Wednesday, August 5, 2015

#217 / Optimists

I have not read The Conservative Heart, by Arthur C. Brooks. As you can see from the photo, there definitely is such a book, but I am not recommending it. I am not planning to read it, either. 

I just happened to come across this book, and seized upon the photo as an illustration for today's blog posting, as I was trying to track down information about Brooks. As it turns out, Brooks is the President of a leading right-wing think tank.

Brooks sounded off in the "Sunday Review" section of the July 26th edition of The New York Times, in a column titled "We Need Optimists." I think the column is worth reading, and it's worth pondering the proposition that Brooks is advancing.

We need optimists in our politics, says Brooks, and he identifies both President Reagan and President Clinton as the kind of optimistic politicians he'd like to see.

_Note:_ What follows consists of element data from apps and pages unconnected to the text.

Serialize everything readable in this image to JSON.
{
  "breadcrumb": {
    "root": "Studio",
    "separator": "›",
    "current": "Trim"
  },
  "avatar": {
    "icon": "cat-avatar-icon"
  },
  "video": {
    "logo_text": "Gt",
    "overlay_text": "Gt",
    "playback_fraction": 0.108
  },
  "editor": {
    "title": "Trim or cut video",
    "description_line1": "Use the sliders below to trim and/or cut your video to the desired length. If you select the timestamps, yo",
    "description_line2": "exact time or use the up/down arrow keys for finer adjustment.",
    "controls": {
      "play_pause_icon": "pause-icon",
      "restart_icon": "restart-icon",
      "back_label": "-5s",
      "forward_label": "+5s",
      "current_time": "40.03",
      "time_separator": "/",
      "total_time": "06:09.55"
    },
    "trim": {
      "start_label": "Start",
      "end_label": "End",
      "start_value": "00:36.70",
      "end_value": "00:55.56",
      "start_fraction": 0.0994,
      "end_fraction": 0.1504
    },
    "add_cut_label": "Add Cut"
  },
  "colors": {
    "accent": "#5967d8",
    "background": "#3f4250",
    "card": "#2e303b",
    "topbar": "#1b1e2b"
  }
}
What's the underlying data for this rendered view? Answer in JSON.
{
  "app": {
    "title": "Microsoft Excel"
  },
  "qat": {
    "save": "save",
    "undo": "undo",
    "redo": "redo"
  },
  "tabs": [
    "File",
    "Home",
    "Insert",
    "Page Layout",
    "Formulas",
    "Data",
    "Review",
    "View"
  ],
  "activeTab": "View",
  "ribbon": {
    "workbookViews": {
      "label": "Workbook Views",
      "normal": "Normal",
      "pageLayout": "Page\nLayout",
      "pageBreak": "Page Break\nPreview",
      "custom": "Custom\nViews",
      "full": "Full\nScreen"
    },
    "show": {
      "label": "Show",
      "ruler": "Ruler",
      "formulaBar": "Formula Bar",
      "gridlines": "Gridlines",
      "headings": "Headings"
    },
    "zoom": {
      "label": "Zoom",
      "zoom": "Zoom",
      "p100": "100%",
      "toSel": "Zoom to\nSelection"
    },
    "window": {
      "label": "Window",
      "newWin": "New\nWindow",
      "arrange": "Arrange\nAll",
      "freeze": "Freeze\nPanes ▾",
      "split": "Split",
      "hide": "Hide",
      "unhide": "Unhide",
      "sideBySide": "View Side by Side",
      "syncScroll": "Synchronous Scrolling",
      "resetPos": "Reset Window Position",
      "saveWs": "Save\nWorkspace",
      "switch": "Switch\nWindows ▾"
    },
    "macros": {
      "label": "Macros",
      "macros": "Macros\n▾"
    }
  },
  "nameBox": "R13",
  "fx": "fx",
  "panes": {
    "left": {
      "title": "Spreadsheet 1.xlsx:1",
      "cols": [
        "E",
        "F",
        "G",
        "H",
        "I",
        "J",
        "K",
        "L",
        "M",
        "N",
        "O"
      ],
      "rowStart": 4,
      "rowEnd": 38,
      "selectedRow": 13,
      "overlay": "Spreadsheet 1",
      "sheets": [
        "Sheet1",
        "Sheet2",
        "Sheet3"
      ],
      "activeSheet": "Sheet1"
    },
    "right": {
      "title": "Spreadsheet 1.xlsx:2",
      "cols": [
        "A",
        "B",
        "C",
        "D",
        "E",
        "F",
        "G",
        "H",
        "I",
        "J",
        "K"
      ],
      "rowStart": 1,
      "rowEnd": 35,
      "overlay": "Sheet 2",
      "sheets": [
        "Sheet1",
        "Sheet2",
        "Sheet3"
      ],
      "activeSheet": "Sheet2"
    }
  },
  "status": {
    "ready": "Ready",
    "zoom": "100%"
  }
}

According to Brooks, politicians of all parties are emphasizing the "dark side," and it's bringing us down. Hence, Brooks' title: "We Need Optimists." The illustration The Times used, to head the column, was not a picture of Brooks' book. It was a picture of President Reagan with a superimposed "Happy Face."

I take the issue raised in Brooks' column seriously, since my friends often suggest to me that my Two Worlds blog tends to be focused on "the dark side." It's a fair statement, and I must admit that I am not a fan of "Happy Face" politics.

Telling the truth is always high on my list of what I like to see in politicians, and telling the truth is sometimes not compatible with highly optimistic statements. What's to like about drilling the Arctic at a time of global warming crisis, when we are in the midst of the "Sixth Extinction?" Forget the "Happy Face;" this is not going to turn out well. 

However, lest anyone reading this posting think that I am a "pessimist," I'd like to disabuse them of that notion right now. I am the opposite of pessimistic, because no matter how dark the "dark side" gets (and it's pretty dark out there, my friends), I take my stand with Hannah Arendt, in her essay, "What Is Freedom?" 

It is not in the least superstitious, it is even a counsel of realism, to look for the unforeseeable and unpredictable, to be prepared for and to expect “miracles” in the political realm. And the more heavily the scales are weighted in favor of disaster, the more miraculous will the deed done in freedom appear. It is men who perform miracles—men who because they have received the twofold gift of freedom and action can establish a reality of their own.

Image Credits: 
(1) - 
(2) -

No comments:

Post a Comment

Thanks for your comment!